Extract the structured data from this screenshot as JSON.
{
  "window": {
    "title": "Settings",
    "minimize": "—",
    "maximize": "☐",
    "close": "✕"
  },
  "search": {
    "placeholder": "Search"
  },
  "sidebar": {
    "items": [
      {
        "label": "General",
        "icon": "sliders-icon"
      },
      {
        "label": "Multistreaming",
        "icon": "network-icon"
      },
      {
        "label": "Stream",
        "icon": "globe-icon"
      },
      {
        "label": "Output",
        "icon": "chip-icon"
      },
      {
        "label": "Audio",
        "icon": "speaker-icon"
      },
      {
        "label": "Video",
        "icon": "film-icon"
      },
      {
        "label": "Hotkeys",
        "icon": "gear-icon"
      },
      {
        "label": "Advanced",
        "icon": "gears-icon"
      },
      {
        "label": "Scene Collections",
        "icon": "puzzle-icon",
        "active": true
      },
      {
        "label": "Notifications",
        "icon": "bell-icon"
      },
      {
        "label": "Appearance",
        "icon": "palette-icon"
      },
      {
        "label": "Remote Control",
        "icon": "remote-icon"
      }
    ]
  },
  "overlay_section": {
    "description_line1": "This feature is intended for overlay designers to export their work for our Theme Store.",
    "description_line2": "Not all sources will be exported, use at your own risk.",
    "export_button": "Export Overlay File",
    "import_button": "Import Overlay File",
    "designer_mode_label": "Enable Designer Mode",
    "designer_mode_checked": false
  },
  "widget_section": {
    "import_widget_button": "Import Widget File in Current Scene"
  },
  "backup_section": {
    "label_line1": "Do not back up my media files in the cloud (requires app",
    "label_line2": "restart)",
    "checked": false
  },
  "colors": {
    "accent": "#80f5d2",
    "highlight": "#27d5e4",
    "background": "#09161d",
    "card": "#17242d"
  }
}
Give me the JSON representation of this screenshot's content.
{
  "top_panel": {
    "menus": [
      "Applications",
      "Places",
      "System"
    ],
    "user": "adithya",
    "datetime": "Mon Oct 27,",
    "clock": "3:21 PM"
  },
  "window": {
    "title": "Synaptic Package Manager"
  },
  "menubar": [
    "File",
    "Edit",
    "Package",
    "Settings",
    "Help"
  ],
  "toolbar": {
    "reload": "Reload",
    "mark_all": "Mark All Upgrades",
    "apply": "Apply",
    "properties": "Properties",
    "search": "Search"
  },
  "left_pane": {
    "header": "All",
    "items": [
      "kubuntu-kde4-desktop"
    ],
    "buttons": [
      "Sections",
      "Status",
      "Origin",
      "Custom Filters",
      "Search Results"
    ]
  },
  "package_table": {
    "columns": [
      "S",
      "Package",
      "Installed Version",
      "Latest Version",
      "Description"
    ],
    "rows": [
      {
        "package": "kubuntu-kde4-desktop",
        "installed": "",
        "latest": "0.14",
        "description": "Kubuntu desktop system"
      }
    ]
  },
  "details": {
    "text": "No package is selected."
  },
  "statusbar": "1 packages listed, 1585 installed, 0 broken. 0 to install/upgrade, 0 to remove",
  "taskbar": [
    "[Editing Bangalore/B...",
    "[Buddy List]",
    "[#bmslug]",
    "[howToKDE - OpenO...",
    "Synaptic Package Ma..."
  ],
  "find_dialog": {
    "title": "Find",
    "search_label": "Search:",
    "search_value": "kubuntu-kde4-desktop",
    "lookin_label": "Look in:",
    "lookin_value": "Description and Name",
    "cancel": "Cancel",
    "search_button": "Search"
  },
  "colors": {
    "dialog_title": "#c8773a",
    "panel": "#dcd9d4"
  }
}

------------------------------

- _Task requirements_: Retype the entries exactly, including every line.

- _Result of the exercise_:
Extract the structured data from this screenshot as JSON.
{
  "window": {
    "title": "Settings",
    "minimize": "—",
    "maximize": "☐",
    "close": "✕"
  },
  "search": {
    "placeholder": "Search"
  },
  "sidebar": {
    "items": [
      {
        "label": "General",
        "icon": "sliders-icon"
      },
      {
        "label": "Multistreaming",
        "icon": "network-icon"
      },
      {
        "label": "Stream",
        "icon": "globe-icon"
      },
      {
        "label": "Output",
        "icon": "chip-icon"
      },
      {
        "label": "Audio",
        "icon": "speaker-icon"
      },
      {
        "label": "Video",
        "icon": "film-icon"
      },
      {
        "label": "Hotkeys",
        "icon": "gear-icon"
      },
      {
        "label": "Advanced",
        "icon": "gears-icon"
      },
      {
        "label": "Scene Collections",
        "icon": "puzzle-icon",
        "active": true
      },
      {
        "label": "Notifications",
        "icon": "bell-icon"
      },
      {
        "label": "Appearance",
        "icon": "palette-icon"
      },
      {
        "label": "Remote Control",
        "icon": "remote-icon"
      }
    ]
  },
  "overlay_section": {
    "description_line1": "This feature is intended for overlay designers to export their work for our Theme Store.",
    "description_line2": "Not all sources will be exported, use at your own risk.",
    "export_button": "Export Overlay File",
    "import_button": "Import Overlay File",
    "designer_mode_label": "Enable Designer Mode",
    "designer_mode_checked": false
  },
  "widget_section": {
    "import_widget_button": "Import Widget File in Current Scene"
  },
  "backup_section": {
    "label_line1": "Do not back up my media files in the cloud (requires app",
    "label_line2": "restart)",
    "checked": false
  },
  "colors": {
    "accent": "#80f5d2",
    "highlight": "#27d5e4",
    "background": "#09161d",
    "card": "#17242d"
  }
}
Give me the JSON representation of this screenshot's content.
{
  "top_panel": {
    "menus": [
      "Applications",
      "Places",
      "System"
    ],
    "user": "adithya",
    "datetime": "Mon Oct 27,",
    "clock": "3:21 PM"
  },
  "window": {
    "title": "Synaptic Package Manager"
  },
  "menubar": [
    "File",
    "Edit",
    "Package",
    "Settings",
    "Help"
  ],
  "toolbar": {
    "reload": "Reload",
    "mark_all": "Mark All Upgrades",
    "apply": "Apply",
    "properties": "Properties",
    "search": "Search"
  },
  "left_pane": {
    "header": "All",
    "items": [
      "kubuntu-kde4-desktop"
    ],
    "buttons": [
      "Sections",
      "Status",
      "Origin",
      "Custom Filters",
      "Search Results"
    ]
  },
  "package_table": {
    "columns": [
      "S",
      "Package",
      "Installed Version",
      "Latest Version",
      "Description"
    ],
    "rows": [
      {
        "package": "kubuntu-kde4-desktop",
        "installed": "",
        "latest": "0.14",
        "description": "Kubuntu desktop system"
      }
    ]
  },
  "details": {
    "text": "No package is selected."
  },
  "statusbar": "1 packages listed, 1585 installed, 0 broken. 0 to install/upgrade, 0 to remove",
  "taskbar": [
    "[Editing Bangalore/B...",
    "[Buddy List]",
    "[#bmslug]",
    "[howToKDE - OpenO...",
    "Synaptic Package Ma..."
  ],
  "find_dialog": {
    "title": "Find",
    "search_label": "Search:",
    "search_value": "kubuntu-kde4-desktop",
    "lookin_label": "Look in:",
    "lookin_value": "Description and Name",
    "cancel": "Cancel",
    "search_button": "Search"
  },
  "colors": {
    "dialog_title": "#c8773a",
    "panel": "#dcd9d4"
  }
}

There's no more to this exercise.